The IBM POWER4 is a newer microprocessor that was designed for hi-end servers and supercomputers, which are 32-way symmetric multiprocessor systems (SMP systems). The POWER4 not only refers to the actual chip but also to the structure used to interconnect chips to form systems. The POWER4 has a high fault-tolerance; when a critical fail occurs the system doesn't just hang instead, interrupts are generated and then processed by the system. Earlier IBM Power and Power PC processors were subdivided into chips for servers (POWER) and scientific machines (RS64), however the POWER4 has been designed to efficiently run on commercial servers and scientific and technical machines. This paper will give a brief review of past POWER chips, outline the microarchitecture of the processor, and describe the interconnection architecture that is used to form 32-SMP systems.

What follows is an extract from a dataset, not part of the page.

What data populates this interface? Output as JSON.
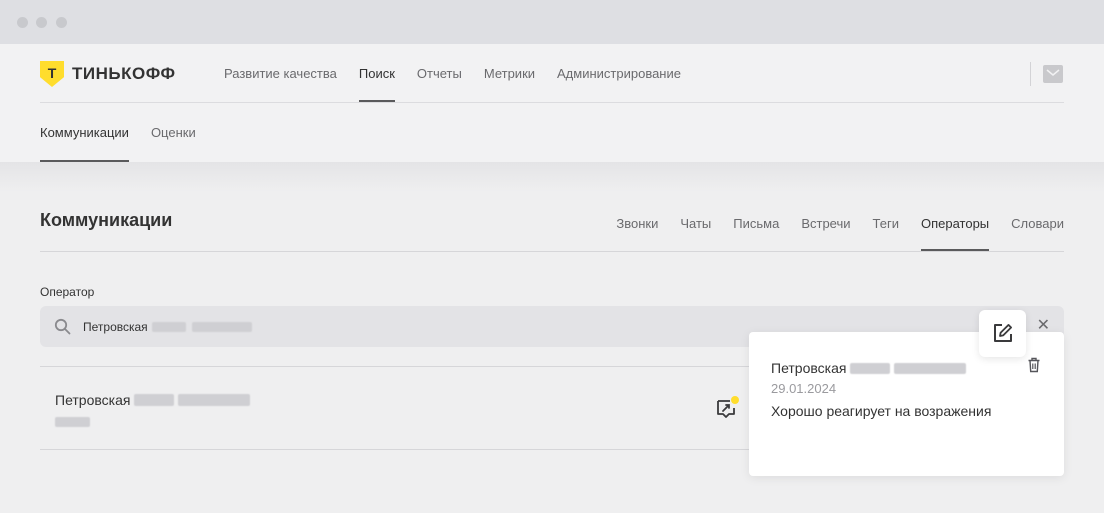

POWER4 was designed to address both commercial and technical requirements. It implements and extends in a compatible manner the 64-bit PowerPC Architecture. First used in pSeries systems, it will be staged into the iSeries at a later date. It leverages IBM technology using an 0.18- µm-lithography copper and silicon-on-insulator (SOI) technology. In the ongoing debate between the "speed demons- (high clock rate) and the "braniacs- (more complex design but a higher instructions-per-cycle rate), IBM UNIX-based systems have traditionally been in the braniac camp. With the POWER4, IBM opted to also embrace the speed-demon approach. The POWER4 design was initially introduced at processor frequencies of 1.1 GHz and 1.3 GHz, surpassing all other 64-bit microprocessors in some key performance benchmarks. .
The following are the principles that guided the design team through the designing of the POWER4 microprocessor: .
• SMP optimization: The system must be optimized for SMP, in which a large number of transistors can be used to improve total system performance.